For backing up MariaDB, see Backing Up and Restoring in the MariaDB documentation.
If you are using a database other than MySQL or MariaDB, that vendor's documentation should have backup information. For a list of even more methods, consult the Handbook pages in the Upgrade Guide as well.
Backing up the core files
The root directory of your installation contains all the files that make Drupal do its magic. Sure, you *could* go get these files from Drupal.org again if you ever needed them, but having your own copies of the core files is so much faster and efficient. If you've edited anything in the core files for your specific website, having a copy of the core files becomes mandatory, since the site's changelog is part of the root directory too.
As a suggestion, everything in the root directory should be backed up monthly, but always back up the core files before an upgrade. It's been said before in other sections of the Handbook, but Best Practices mean that backups of the core should be a regular habit. Do this every month as suggested, and when disaster strikes, you won't be wondering whether you've made any changes recently that have been lost forever.
Backing up the non-core files
Contributed modules and their associated third-party files should be backed up monthly as well. If you are adhering to the Best Practices outlined in the previous section above, your contributed modules will be part of the core files backup by default, since they exist in a directory of the root Drupal installation. If you do not have the bandwidth or storage resources to back up your entire root directory each month, you must backup the /sites/all/modules/ (version 5.x - 7.x) or the /sites/example.com/modules/ (version 4.7 and lower). Failure to do this may leave you with no clear example of which modules you had, and what versions they were. Imagine trying to restore your site right now without knowing which versions of modules to download from Drupal.org. Could you do it?

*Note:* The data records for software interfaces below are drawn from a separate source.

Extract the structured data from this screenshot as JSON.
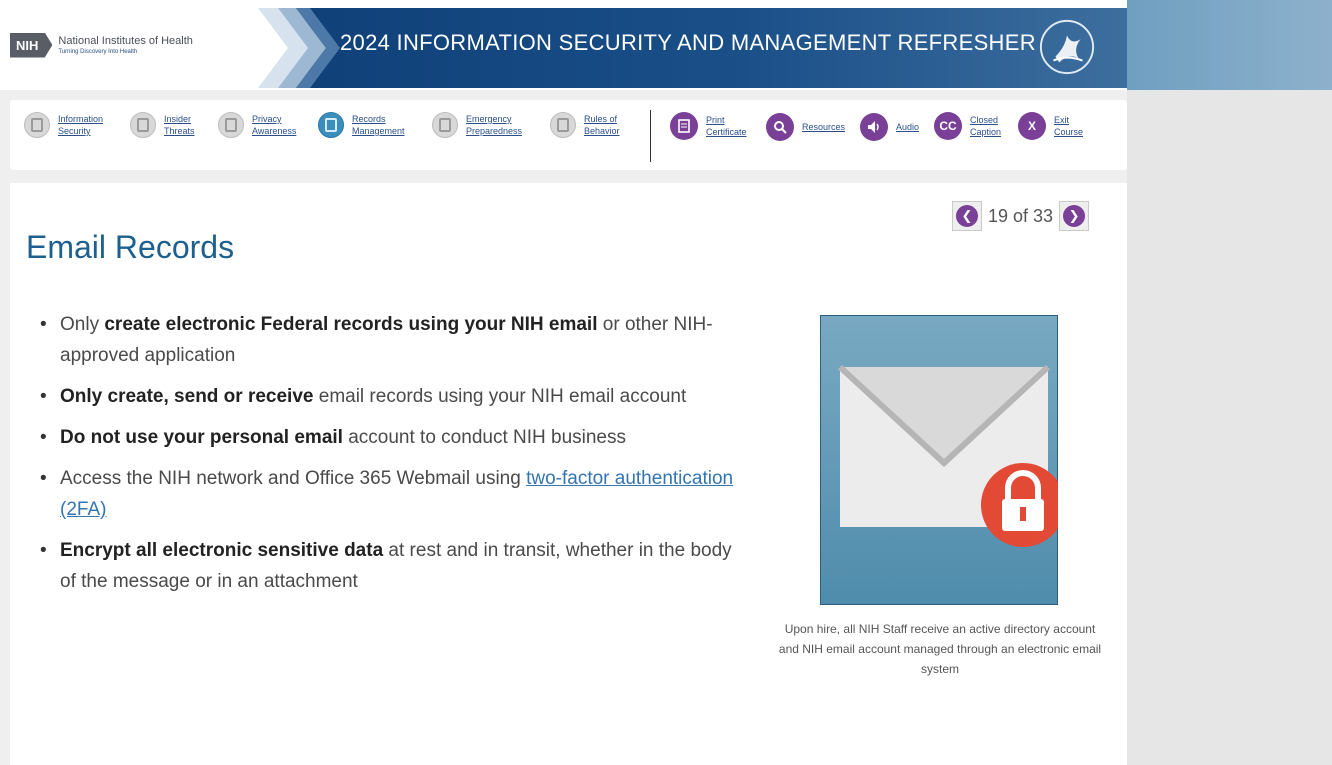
{
  "header": {
    "logo_abbrev": "NIH",
    "logo_name": "National Institutes of Health",
    "logo_tagline": "Turning Discovery Into Health",
    "banner_title": "2024 INFORMATION SECURITY AND MANAGEMENT REFRESHER",
    "seal_icon": "hhs-seal-icon"
  },
  "nav": {
    "modules": [
      {
        "line1": "Information",
        "line2": "Security",
        "active": false
      },
      {
        "line1": "Insider",
        "line2": "Threats",
        "active": false
      },
      {
        "line1": "Privacy",
        "line2": "Awareness",
        "active": false
      },
      {
        "line1": "Records",
        "line2": "Management",
        "active": true
      },
      {
        "line1": "Emergency",
        "line2": "Preparedness",
        "active": false
      },
      {
        "line1": "Rules of",
        "line2": "Behavior",
        "active": false
      }
    ],
    "tools": [
      {
        "line1": "Print",
        "line2": "Certificate",
        "icon": "document-icon"
      },
      {
        "line1": "Resources",
        "line2": "",
        "icon": "search-icon"
      },
      {
        "line1": "Audio",
        "line2": "",
        "icon": "speaker-icon"
      },
      {
        "line1": "Closed",
        "line2": "Caption",
        "icon": "closed-caption-icon",
        "glyph": "CC"
      },
      {
        "line1": "Exit",
        "line2": "Course",
        "icon": "exit-icon",
        "glyph": "X"
      }
    ]
  },
  "pager": {
    "label": "19 of 33",
    "current": 19,
    "total": 33
  },
  "main": {
    "title": "Email Records",
    "bullets": [
      {
        "pre": "Only ",
        "bold": "create electronic Federal records using your NIH email",
        "post": " or other NIH-approved application",
        "link": ""
      },
      {
        "pre": "",
        "bold": "Only create, send or receive",
        "post": " email records using your NIH email account",
        "link": ""
      },
      {
        "pre": "",
        "bold": "Do not use your personal email",
        "post": " account to conduct NIH business",
        "link": ""
      },
      {
        "pre": "Access the NIH network and Office 365 Webmail using ",
        "bold": "",
        "post": "",
        "link": "two-factor authentication (2FA)"
      },
      {
        "pre": "",
        "bold": "Encrypt all electronic sensitive data",
        "post": " at rest and in transit, whether in the body of the message or in an attachment",
        "link": ""
      }
    ],
    "image_caption": "Upon hire, all NIH Staff receive an active directory account and NIH email account managed through an electronic email system"
  },
  "colors": {
    "banner": "#1a4f88",
    "title": "#1d5f8e",
    "accent_purple": "#7a3f96",
    "lock_red": "#e24a36",
    "active_module": "#3b8ebc"
  }
}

There are also files that are not part of the database, the core, or the contributed modules that are important to your site. The directory you specified in Administer > Site Configuration > File System holds uploaded pictures, user's icons, and other stuff that you don't want to lose. If you are running your site in 'private' file transfer mode, chances are good that this /files/ directory is not inside your root Drupal installation, and therefore won't get backed up by the procedure outlined in "Backing Up The Core Files" above.
The /sites/ directory is another one that you should take note of, since it holds lots of things relating to your site such as logos and embedded images. Custom themes are also stored here.
Make sure that you back these two directories up weekly, or any changes made by your users might get lost forever. On high traffic sites, make daily backups of these two, and save the last 8 backups for safekeeping. If something goes wrong by accident, and you can bring your site back to the same way your users left it, you will have garnered their loyalty, increased word-of-mouth traffic for your site, and become their newest idol. You might even make it into their blog. Yes, backups can do this for you.